Targeting myeloid regulators by paclitaxel-loaded enzymatically degradable nanocups
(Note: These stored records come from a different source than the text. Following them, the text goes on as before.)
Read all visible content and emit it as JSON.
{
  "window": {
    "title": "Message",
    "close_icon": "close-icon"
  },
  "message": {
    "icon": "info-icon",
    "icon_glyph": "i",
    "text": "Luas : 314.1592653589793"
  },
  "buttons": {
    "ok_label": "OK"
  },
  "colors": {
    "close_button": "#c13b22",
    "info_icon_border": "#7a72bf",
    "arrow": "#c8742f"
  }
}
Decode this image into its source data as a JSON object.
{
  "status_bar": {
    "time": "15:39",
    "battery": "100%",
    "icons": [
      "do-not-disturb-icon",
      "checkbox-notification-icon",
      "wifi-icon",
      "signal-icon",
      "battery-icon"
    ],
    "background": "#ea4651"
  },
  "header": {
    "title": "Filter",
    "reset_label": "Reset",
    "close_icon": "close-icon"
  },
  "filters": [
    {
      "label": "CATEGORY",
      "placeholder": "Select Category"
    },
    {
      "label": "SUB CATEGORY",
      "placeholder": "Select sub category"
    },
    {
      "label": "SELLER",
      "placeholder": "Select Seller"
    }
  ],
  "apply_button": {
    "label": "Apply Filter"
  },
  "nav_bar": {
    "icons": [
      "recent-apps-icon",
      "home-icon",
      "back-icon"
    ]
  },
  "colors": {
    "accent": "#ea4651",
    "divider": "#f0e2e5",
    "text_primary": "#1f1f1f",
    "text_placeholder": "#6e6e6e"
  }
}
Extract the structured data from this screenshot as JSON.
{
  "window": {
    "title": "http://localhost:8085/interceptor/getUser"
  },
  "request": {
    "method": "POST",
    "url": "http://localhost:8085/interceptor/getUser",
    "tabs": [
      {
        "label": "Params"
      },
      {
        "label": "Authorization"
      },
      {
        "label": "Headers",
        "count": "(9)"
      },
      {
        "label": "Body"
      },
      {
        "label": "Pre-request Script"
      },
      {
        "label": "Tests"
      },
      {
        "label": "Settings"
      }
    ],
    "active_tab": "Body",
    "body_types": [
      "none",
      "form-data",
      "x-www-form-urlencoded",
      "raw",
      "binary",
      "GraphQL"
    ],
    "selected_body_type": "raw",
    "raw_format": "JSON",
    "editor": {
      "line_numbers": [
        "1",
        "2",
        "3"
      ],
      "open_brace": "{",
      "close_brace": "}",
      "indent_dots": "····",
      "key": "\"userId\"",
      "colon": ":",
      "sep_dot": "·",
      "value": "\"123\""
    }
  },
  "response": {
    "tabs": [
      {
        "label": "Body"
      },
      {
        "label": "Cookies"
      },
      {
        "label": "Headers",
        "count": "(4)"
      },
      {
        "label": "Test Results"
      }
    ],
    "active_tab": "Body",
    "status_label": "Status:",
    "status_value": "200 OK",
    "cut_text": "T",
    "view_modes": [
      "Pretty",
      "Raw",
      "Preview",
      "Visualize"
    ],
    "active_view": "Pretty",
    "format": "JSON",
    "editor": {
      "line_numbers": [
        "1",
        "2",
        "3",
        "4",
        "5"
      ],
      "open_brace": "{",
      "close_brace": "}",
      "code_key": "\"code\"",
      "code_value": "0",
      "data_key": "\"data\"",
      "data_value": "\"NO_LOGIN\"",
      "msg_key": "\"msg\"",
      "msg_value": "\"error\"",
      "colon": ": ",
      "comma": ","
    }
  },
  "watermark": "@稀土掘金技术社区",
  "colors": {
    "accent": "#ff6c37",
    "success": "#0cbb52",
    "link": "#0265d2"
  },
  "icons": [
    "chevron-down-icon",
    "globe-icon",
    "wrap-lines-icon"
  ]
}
Tumor microenvironment is characterized by immunosuppressive mechanisms associated with the accumulation of immune regulatory cells – myeloid-derived suppressor cells (MDSC). Therapeutic depletion of MDSC has been associated with inhibition of tumor growth and therefore represents an attractive approach to cancer immunotherapy. MDSC in cancer are characterized by enhanced enzymatic capacity to generate reactive oxygen and nitrogen species (RONS) which have been shown to effectively degrade carbonaceous materials. We prepared enzymatically openable nitrogen-doped carbon nanotube cups (NCNC) corked with gold nanoparticles and loaded with paclitaxel as a therapeutic cargo. Loading and release of paclitaxel was confirmed through electron microscopy, Raman spectroscopy and LC-MS analysis. Under the assumption that RONS generated by MDSCs can be utilized as a dual targeting and oxidative degradation mechanism for NCNC, here we report that systemic administration of paclitaxel loaded NCNC delivers paclitaxel to circulating and lymphoid tissue MDSC resulting in the inhibition of growth of tumors (B16 melanoma cells inoculated into C57BL/6 mice) in vivo. Tumor growth inhibition was associated with decreased MDSC accumulation quantified by flow cytometry that correlated with bio-distribution of gold-corked NCNC resolved by ICP-MS detection of residual gold in mouse tissue. Thus, we developed a novel immunotherapeutic approach based on unique nanodelivery vehicles, which can be loaded with therapeutic agents that are released specifically in MDSC via NCNC selective enzymatic “opening” affecting change in the tumor microenvironment.